What is bonded marble?
Cold cast or bonded marble, which can also be called reconstituted, synthetic or artificial marble is a mixture of marble dust, generally the residue of quarrying, and a bonding agent. Resins, or other polymers or glues are most often used to form the mix.
In our workshop powdered marble is mixed with a 2 part bonding material at a minimum ratio of 85-90% marble powder before being put into moulds.
We use white marble from Carrera in Italy.
Yes it’s been said may times, but the best white marble in the world comes from that famous quarry where the marble block for Michelangelo’s David was hewn. We use the same marble but in powder, chips and small stones.
We also use the lovely bitter green, black and grey marble from the St Béat quarry in the French Pyrénées, only a 3 hour drive from our workshop in the middle of the countryside.
Others may add colorants or metals into their marble mix, we add nothing more than marble. Any defaults in colour are entirely natural. What we love best is the change in variation of grain and colour. If you know how to look you can even see colour variation in the Carrera white marble, sometimes little crystals of clear quartz are blinking back at you.
How do you make statues in powdered marble?
Well there are probably as many methods as there are makers. Everyone will have their own recipe.
I know that’s not what you want to hear if you are reading this blog to find out how to cast in powdered marble, but it’s absolutely true.
We make them in our own way.
As I stated before, we begin with our own base sculpture, we create a silicone mould around that and mix the powdered marble with the bond. Where we probably differ from many other artisans is that, and here we will reveal to you one of the secrets in our production process, is that we bake our pieces. This helps the glue to set better and increases the longevity of the piece.
We then drill out the seam lines and bring the piece to a fine finish with sanding paper of various grades, before polishing with either water or wax. A final shine is added with a cotton buffer on a lathe.
All in all it is a lengthy process but a rewarding one leaving us with a piece that looks and feels like solid cut stone but actually much stronger.
Is it as good as “real “marble?
Well for a start I would argue with the term real marble which is why it is in inverted commas. We use real marble in the form of powder, dust, grains and make it come alive.
The high percentage of marble in our products is certainly very real. We are able to create very real sculptures that vary in size and style, from a 25 kilo classical buste to miniature cat of less than 2cms and pretty much everything collectable in-between.
It is stronger than solid stone and has no fissures, so avoiding splits and breaks along fault lines.
We have covered caring for reconstituted marble in a previous blog which you can read here How do I care for cold cast marble statues? – Tips and Tricks.
However in answer to a few basic questions.
Can your statue go in the outside in the garden? Yes absolutely no problem. If you want to see more about how they look after time do check out the aforementioned care blog.
How can I care for this cold cast marble statue? Treat it like a marble statue, dust it, wash it keep it clean.

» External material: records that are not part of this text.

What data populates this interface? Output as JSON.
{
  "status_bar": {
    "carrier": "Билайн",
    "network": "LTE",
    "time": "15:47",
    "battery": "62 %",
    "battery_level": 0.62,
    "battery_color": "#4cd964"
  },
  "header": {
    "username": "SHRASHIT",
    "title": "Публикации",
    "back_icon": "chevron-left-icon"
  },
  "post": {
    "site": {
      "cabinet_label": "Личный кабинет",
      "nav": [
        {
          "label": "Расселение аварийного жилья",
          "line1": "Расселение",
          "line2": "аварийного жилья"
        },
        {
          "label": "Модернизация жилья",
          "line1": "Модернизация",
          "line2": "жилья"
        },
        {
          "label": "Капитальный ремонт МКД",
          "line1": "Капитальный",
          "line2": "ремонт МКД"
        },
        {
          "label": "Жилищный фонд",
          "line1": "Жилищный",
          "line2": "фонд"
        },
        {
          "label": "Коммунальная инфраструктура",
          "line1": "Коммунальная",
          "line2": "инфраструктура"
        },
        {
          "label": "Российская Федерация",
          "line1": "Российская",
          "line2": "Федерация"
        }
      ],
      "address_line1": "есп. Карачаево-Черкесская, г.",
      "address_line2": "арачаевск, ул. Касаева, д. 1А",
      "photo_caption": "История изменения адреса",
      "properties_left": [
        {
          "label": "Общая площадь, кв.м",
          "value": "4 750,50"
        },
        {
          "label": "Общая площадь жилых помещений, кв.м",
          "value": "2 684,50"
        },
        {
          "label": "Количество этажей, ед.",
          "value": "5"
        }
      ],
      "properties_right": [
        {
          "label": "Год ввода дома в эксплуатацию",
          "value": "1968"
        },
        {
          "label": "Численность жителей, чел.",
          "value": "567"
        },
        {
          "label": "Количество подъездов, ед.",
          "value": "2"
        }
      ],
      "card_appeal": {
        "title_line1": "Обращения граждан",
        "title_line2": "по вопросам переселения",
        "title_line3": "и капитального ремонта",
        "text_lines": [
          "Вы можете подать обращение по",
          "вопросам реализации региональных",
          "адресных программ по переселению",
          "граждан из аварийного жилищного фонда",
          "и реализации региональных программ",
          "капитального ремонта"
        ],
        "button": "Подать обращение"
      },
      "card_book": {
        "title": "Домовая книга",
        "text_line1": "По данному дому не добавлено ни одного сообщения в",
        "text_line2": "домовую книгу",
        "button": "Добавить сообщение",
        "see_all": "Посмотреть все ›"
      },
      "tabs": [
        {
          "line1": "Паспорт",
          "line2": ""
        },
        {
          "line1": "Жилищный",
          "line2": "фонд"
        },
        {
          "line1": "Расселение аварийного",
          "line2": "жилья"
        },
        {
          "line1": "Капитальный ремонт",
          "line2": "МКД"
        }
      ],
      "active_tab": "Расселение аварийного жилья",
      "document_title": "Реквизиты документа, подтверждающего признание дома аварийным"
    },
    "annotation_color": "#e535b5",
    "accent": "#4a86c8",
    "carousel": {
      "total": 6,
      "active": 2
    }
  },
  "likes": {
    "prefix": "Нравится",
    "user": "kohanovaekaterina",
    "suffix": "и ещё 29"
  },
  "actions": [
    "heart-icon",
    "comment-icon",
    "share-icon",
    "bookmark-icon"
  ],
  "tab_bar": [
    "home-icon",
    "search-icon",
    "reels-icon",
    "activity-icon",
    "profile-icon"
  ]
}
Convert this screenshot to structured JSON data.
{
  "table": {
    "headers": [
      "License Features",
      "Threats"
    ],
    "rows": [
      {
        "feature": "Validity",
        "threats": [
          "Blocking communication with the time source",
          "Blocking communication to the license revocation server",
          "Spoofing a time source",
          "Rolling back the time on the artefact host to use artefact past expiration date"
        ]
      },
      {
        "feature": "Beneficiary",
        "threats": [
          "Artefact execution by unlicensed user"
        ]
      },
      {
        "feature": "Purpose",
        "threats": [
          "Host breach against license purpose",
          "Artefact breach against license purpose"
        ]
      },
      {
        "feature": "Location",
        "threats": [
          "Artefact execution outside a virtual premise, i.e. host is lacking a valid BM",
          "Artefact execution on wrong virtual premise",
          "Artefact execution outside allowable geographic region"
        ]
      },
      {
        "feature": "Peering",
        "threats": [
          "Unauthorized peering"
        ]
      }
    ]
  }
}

How do I clean or polish this statue? A soft cloth and a circular buffing motion will be fine, honestly. Don’t over stress it, although there are a couple of other pointers on our other blog.
Casting with powdered marble - a video.
Now the video you are going to see here came about after we received an invitation from a television company to be included in a regional programme. France3 gave us permission to use the video as long as their logo and that of the programme Midi en France stay in place.
The video here is an edited version of the original 7 minute one just to give you the basic outline of what we do. As it was for French television yes, it is in French but with handy English subtitles provided by No. 1 son.
Feel free to contact us for more information. Check the Marble Art Facebook page for where we will be on Artisan expositions and markets. Of course you can always buy direct via the website www.marbleart.fr